The Garmin is basically a Swiss Army Knife of useful biometric trackers. It features live tracking of my routes, gives me notifications about my workout, and tracks my heart rate on my wrist. I can set timers, lap my sets, and dive in the pool with the waterproof watch. It also uses GPS and satellites to track where I’m at, both indoor and outdoor. And there’s way more, too.
I trained with my Garmin for 10 months before competing in Ironman Wisconsin on September 11, 2016. I was nervous to tackle the 140.6 mile course, especially after all of my technological malfunctions back in Racine. On top of that, I had Quadriceps Tendonitis. But I knew that I could count on my Garmin for the day, and the reassurance of having this gadget with me made me somehow feel so much better.
I stood nervously on the shore of Lake Monona and hoped everything would work out. Over 2,000 people competed in the race, and we used a mass swim start. So I swam out about 100 feet treaded water around people with a similar pace. I set a timer on my watch to alert me five minutes, two minutes, and thirty seconds before the airhorn.
My heart beat was out of this world. When the horn blew, I started making my way along the 2.4 mile course. The mass start freaked me out and for a second I didn’t know if I could continue. Then I remembered all of the hard work I put in and went back to work. I checked my Garmin about every 10 minutes during the swim, and it let me know that I was right on track. I gained some confidence and was peeling off my wetsuit an hour and a half after I jumped in the lake.
I made my way to transition and hopped on my bike. I have a CatEye bike computer mounted on my aerobars, I just needed my Garmin to give me info about heart rate and general time. And I knew I could count on it as a backup for distance and speed stats if my computer broke.

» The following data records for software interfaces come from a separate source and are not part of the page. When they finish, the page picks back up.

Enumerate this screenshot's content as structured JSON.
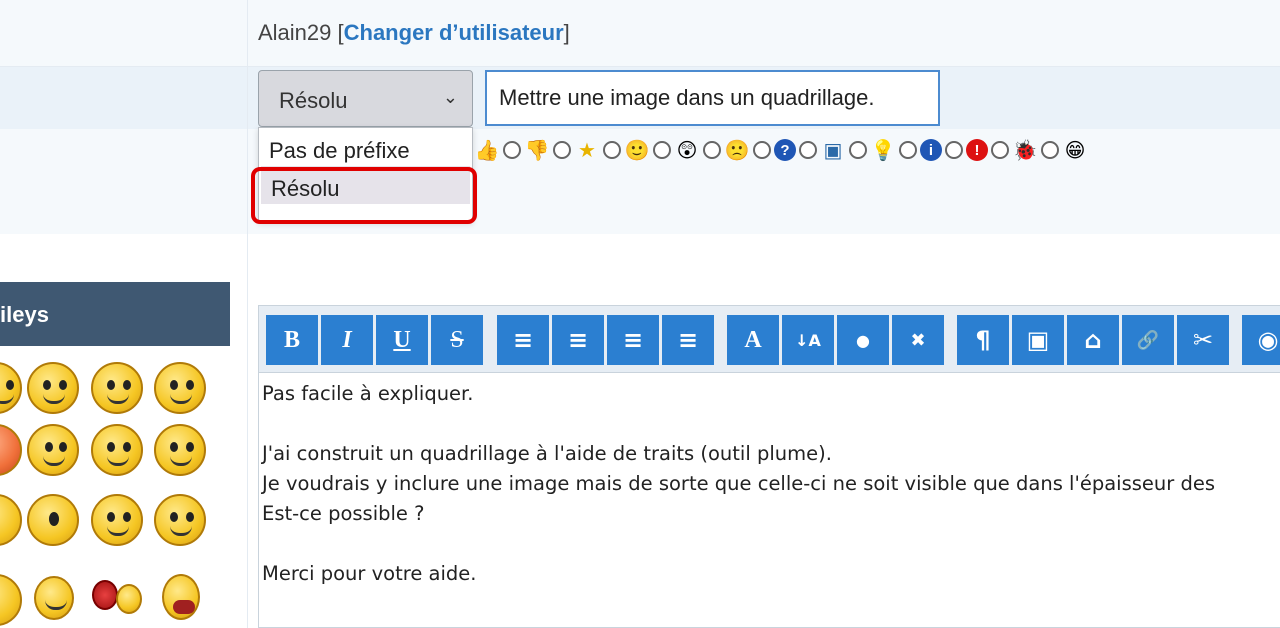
{
  "header": {
    "username": "Alain29",
    "change_user_open": " [",
    "change_user_link": "Changer d’utilisateur",
    "change_user_close": "]"
  },
  "prefix": {
    "selected": "Résolu",
    "options": [
      "Pas de préfixe",
      "Résolu"
    ]
  },
  "topic_title": {
    "value": "Mettre une image dans un quadrillage."
  },
  "message_icons": [
    "thumbs-up-icon",
    "thumbs-down-icon",
    "star-icon",
    "smile-icon",
    "shocked-icon",
    "sad-icon",
    "question-icon",
    "image-icon",
    "lightbulb-icon",
    "info-icon",
    "exclamation-icon",
    "bug-icon",
    "grin-icon"
  ],
  "smileys": {
    "heading": "ileys"
  },
  "toolbar": {
    "buttons": [
      {
        "name": "bold",
        "label": "B"
      },
      {
        "name": "italic",
        "label": "I"
      },
      {
        "name": "underline",
        "label": "U"
      },
      {
        "name": "strike",
        "label": "S"
      },
      {
        "name": "align-left",
        "label": "≡"
      },
      {
        "name": "align-center",
        "label": "≡"
      },
      {
        "name": "align-right",
        "label": "≡"
      },
      {
        "name": "justify",
        "label": "≡"
      },
      {
        "name": "font",
        "label": "A"
      },
      {
        "name": "font-size",
        "label": "↓A"
      },
      {
        "name": "color",
        "label": "●"
      },
      {
        "name": "remove-format",
        "label": "✖"
      },
      {
        "name": "paragraph",
        "label": "¶"
      },
      {
        "name": "image",
        "label": "▣"
      },
      {
        "name": "hide",
        "label": "⌂"
      },
      {
        "name": "link",
        "label": "🔗"
      },
      {
        "name": "unlink",
        "label": "✂"
      },
      {
        "name": "camera",
        "label": "◉"
      }
    ]
  },
  "editor": {
    "text": "Pas facile à expliquer.\n\nJ'ai construit un quadrillage à l'aide de traits (outil plume).\nJe voudrais y inclure une image mais de sorte que celle-ci ne soit visible que dans l'épaisseur des\nEst-ce possible ?\n\nMerci pour votre aide."
  },
  "colors": {
    "accent": "#2b7fd1",
    "header_dark": "#3f5872",
    "highlight": "#e00000",
    "link": "#2b77c0"
  }
}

Eight hours and 112 miles of rolling hills later, I was in transition for the final portion of the race. And my watch was still working beautifully and had enough battery power left to get me through the day.
My knee was hurting pretty badly, and I was experiencing gut rot from all the Aspirin, gel, and Gatorade I was consuming all day. But there’s really no better experience than the running portion of an Ironman. I continuously checked my heart rate, speed, and distance to make sure I was on track for the final 26.2 miles of the race.
I crossed the finish line in between Lake Monona and the state capitol building at around 10 p.m. and was overwhelmed with joy and pride. All of my equipment kept up with me the entire day, and I reached my biggest goal yet.
And my family, friends, and thousand of strangers were there to support me the whole time. Ironman inserts a chip into an ankle bracelet that every athlete wears for tracking purposes.
So, while you’re tracking the race your way, your supporters can use your number to see exactly where you are during the race the how quickly you’re making your way to the next marker.
My own wearable in addition to Ironman’s added up to a day of confidence and a sense of safety for everyone involved. It was great, and the race would have been very different without them.
So it’s time to give wearables the respect they deserve. Yes, there are a lot of average sleep trackers and step-counters out there. But there’s also a whole world of wearables and fitness trackers that play a huge role in athletes’ success. And it’s time to give them some overdue credit.